Copy each line from the records below in which the word "Standard" is found.
==========
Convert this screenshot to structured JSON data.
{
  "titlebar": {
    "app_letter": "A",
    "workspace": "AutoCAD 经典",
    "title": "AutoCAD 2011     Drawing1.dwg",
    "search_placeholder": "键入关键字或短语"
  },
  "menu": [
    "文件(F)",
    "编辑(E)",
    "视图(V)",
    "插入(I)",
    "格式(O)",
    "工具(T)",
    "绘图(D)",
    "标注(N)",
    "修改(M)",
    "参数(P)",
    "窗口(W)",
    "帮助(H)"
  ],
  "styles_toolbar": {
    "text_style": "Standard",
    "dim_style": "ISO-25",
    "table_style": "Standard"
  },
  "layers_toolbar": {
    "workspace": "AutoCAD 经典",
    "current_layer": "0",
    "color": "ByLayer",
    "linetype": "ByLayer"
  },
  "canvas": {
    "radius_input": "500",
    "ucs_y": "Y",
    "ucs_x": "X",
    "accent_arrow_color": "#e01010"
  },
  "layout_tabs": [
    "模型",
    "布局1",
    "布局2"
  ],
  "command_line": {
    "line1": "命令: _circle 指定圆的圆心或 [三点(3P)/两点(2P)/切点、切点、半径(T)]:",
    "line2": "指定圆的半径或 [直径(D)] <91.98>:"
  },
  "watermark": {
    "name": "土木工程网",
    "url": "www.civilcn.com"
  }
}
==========
▶ **Exercise output**:
    "text_style": "Standard",
    "table_style": "Standard"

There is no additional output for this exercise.